- Salpingitis is the infection and inflammation of the fallopian tubes where lower abdominal pain and cramping is one of the symptoms.
- Mucus Congestion causes abdominal cramping after ovulation as mucus accumulated and is unable to be excreted resulting to fallopian tube swelling.
- Ovarian Cysts are located within or on the surface of an ovary characterized as fluid-filled sac about the size and shape of an almond. Large ovarian cyst causes abdominal discomfort such as intermittent or constant dull ache that may radiate to lower back and thighs.
Cramping after ovulation is asymptomatic but women can tell if they are ovulating and if cramping is a normal experience to women then symptoms of ovulation can help them predict the onset of cramping. Signs of ovulation may be noticed if a woman takes note of the monthly changes in her body prior to the onset of regular menstrual cycle. Signs of woman ovulating are:
- Increased cervical mucus before and during ovulation period where the mucus is described as slippery and similar to egg white.

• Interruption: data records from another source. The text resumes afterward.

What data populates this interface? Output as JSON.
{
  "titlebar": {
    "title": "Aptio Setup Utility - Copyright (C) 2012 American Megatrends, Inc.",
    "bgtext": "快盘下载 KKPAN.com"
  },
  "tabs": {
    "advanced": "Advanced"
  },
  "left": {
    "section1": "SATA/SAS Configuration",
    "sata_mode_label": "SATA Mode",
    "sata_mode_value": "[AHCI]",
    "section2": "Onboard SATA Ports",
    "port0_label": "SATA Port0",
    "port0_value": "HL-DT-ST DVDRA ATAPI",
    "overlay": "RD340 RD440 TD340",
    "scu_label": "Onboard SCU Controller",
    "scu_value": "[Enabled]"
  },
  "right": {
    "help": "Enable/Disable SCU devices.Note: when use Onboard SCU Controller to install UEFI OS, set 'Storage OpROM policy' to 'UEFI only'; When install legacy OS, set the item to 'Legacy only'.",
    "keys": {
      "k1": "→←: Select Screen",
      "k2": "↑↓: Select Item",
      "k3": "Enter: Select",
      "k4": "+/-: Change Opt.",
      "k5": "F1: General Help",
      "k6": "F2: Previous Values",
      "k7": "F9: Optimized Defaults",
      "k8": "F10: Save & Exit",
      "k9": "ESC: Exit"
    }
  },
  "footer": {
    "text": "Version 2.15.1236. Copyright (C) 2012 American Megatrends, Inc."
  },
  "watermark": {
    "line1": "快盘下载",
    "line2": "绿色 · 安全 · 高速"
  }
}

- Sexual drive is also increased and woman is easily sexually stimulated during the ovulation period.
- Breast tenderness occurs before and during the ovulation.
- Water retention occurs resulting to bloating.
- Vulva becomes swollen and sensitive.
The goal of treating cramping is alleviation of pain. This can be achieved with over the counter pain relievers. Cramping and pain can also be alleviated with hot compress.